In developing a master plan for the park, the Minneapolis Park and Recreation Board (MPRB) was faced with decisions about how to serve multiple constituencies with different, and sometimes conflicting, interests. Staff and leadership saw the opportunity to pilot the use of racial equity tools in the development of this master plan. More importantly, they saw the missed opportunity to meet the needs of the community if equity was not considered.
The MPRB started by training the project team staff in racial equity concepts and the use of a racial equity toolkit in decision making. The staff team knew that inclusive community engagement would be critical to the success of this project, so staff utilized different outreach and engagement methods to reach different user groups. Online surveys and public meetings were mostly used by athletic league participants, while neighborhood residents were contacted through outreach events at area churches and schools, door-knocking with bilingual Spanish- or Somali-speaking staff, working closely with key neighborhood residents, and paper surveys in multiple languages.
Through this engagement, staff learned that there were areas of common interest between athletic leagues and neighborhood residents: the softball teams didn’t like kicking neighborhood kids off of the fields any more than the kids enjoy getting kicked off, and both groups wanted picnic facilities, more walking paths through the park, and improved parking facilities to minimize parking on neighborhood streets.
As a result, the master plan addressed parking, pathways and picnic areas and also placed open, flexible field space for soccer games in close proximity to the high-density housing.
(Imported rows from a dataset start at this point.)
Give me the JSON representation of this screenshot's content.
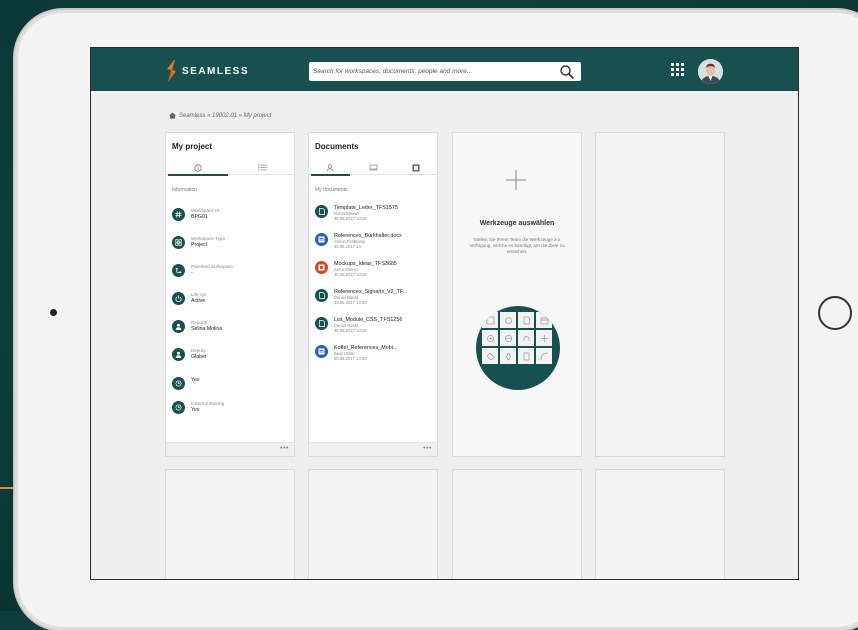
{
  "app": {
    "brand": "SEAMLESS"
  },
  "search": {
    "placeholder": "Search for workspaces, documents, people and more..."
  },
  "breadcrumb": {
    "text": "Seamless » 19002.01 » My project"
  },
  "project_card": {
    "title": "My project",
    "section": "Information",
    "rows": [
      {
        "label": "Workspace ID",
        "value": "BPG01",
        "icon": "hash-icon"
      },
      {
        "label": "Workspace Type",
        "value": "Project",
        "icon": "grid-icon"
      },
      {
        "label": "Parented workspace",
        "value": "-",
        "icon": "hierarchy-icon"
      },
      {
        "label": "Life cyc",
        "value": "Active",
        "icon": "power-icon"
      },
      {
        "label": "Reports",
        "value": "Selina Molina",
        "icon": "person-icon"
      },
      {
        "label": "Deputy",
        "value": "Glaber",
        "icon": "person-icon"
      },
      {
        "label": "",
        "value": "Yes",
        "icon": "clock-icon"
      },
      {
        "label": "External sharing",
        "value": "Yes",
        "icon": "clock-icon"
      }
    ]
  },
  "documents_card": {
    "title": "Documents",
    "section": "My documents",
    "docs": [
      {
        "name": "Template_Letter_TFS1575",
        "author": "Robin Steiner",
        "date": "30.05.2017 14:20",
        "color": "#17504f",
        "icon": "document-icon"
      },
      {
        "name": "References_Burkhalter.docx",
        "author": "Simon Feldkamp",
        "date": "30.05.2017 14:",
        "color": "#2b5fb4",
        "icon": "word-icon"
      },
      {
        "name": "Mockups_Ideas_TFS3685",
        "author": "Anna Steiner",
        "date": "30.05.2017 14:20",
        "color": "#d24726",
        "icon": "powerpoint-icon"
      },
      {
        "name": "References_Signaris_V2_TF...",
        "author": "Daniel Nüssli",
        "date": "30.05.2017 14:20",
        "color": "#17504f",
        "icon": "document-icon"
      },
      {
        "name": "List_Module_CSS_TFS1256",
        "author": "Daniel Nüssli",
        "date": "30.05.2017 14:20",
        "color": "#17504f",
        "icon": "document-icon"
      },
      {
        "name": "Koffel_References_Mobi...",
        "author": "Beat Utzler",
        "date": "30.05.2017 14:20",
        "color": "#2b5fb4",
        "icon": "word-icon"
      }
    ]
  },
  "tools_card": {
    "title": "Werkzeuge auswählen",
    "description": "Stellen Sie Ihrem Team die Werkzeuge zur Verfügung, welche es benötigt, um die Ziele zu erreichen."
  },
  "colors": {
    "brand": "#17504f",
    "accent": "#e8762b"
  }
}
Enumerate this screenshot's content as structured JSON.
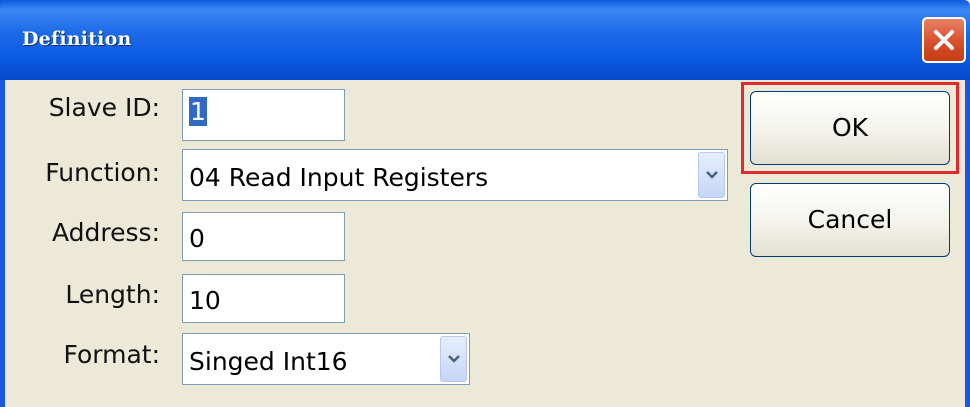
{
  "window": {
    "title": "Definition",
    "close_icon": "close-x-icon"
  },
  "form": {
    "slave_id": {
      "label": "Slave ID:",
      "value": "1"
    },
    "function": {
      "label": "Function:",
      "selected": "04 Read Input Registers"
    },
    "address": {
      "label": "Address:",
      "value": "0"
    },
    "length": {
      "label": "Length:",
      "value": "10"
    },
    "format": {
      "label": "Format:",
      "selected": "Singed Int16"
    }
  },
  "buttons": {
    "ok_label": "OK",
    "cancel_label": "Cancel"
  },
  "colors": {
    "titlebar": "#0a58e2",
    "highlight": "#e02a30",
    "selection": "#316ac5"
  }
}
This inclusive process demonstrated the power of integrating racial equity into an important process, resulting in a strengthened proposal that will better meet the needs of both the surrounding neighbors and region-wide users.
What Have We Learned?
Normalizing conversations about race is the only way to develop effective strategies for racial equity. One of the biggest challenges is the general discomfort many people experience in talking about race. This is a critical hurdle to get over. Avoiding conversations about race means there is a greater likelihood that organizations will not develop appropriate strategies to address institutional and structural racism.
Behavior drives attitude. Sometimes we think that attitude drives behavior — we want people to “understand” racism and expect that behavioral changes will follow. In reality, the opposite is true: changing behavior changes understanding. Giving employees a common understanding of racial equity terminology and tools to use to do their jobs differently leads to an increased understanding of institutional and structural racism.
Equity is a process. It takes continual learning and practice to embed racial equity into your organization. Equity cannot be relegated to a checkbox or an additional step to an existing process. Instead, it is a shift in the way our agencies do business.
You don’t need to reinvent the wheel. Numerous organizations have already started this journey and have developed language, tools and resources. One of the organizations leading this charge is the Government Alliance on Race and Equity (GARE), a national network of governments working to achieve racial equity. Click here to check out GARE’s resources, including its Racial Equity Toolkit.
Click here to see the approved Bossen Field plan, which includes features that the Community Advisory Committee and Board unanimously supported, including walking paths, open play fields, a central play area, picnic areas and gardens.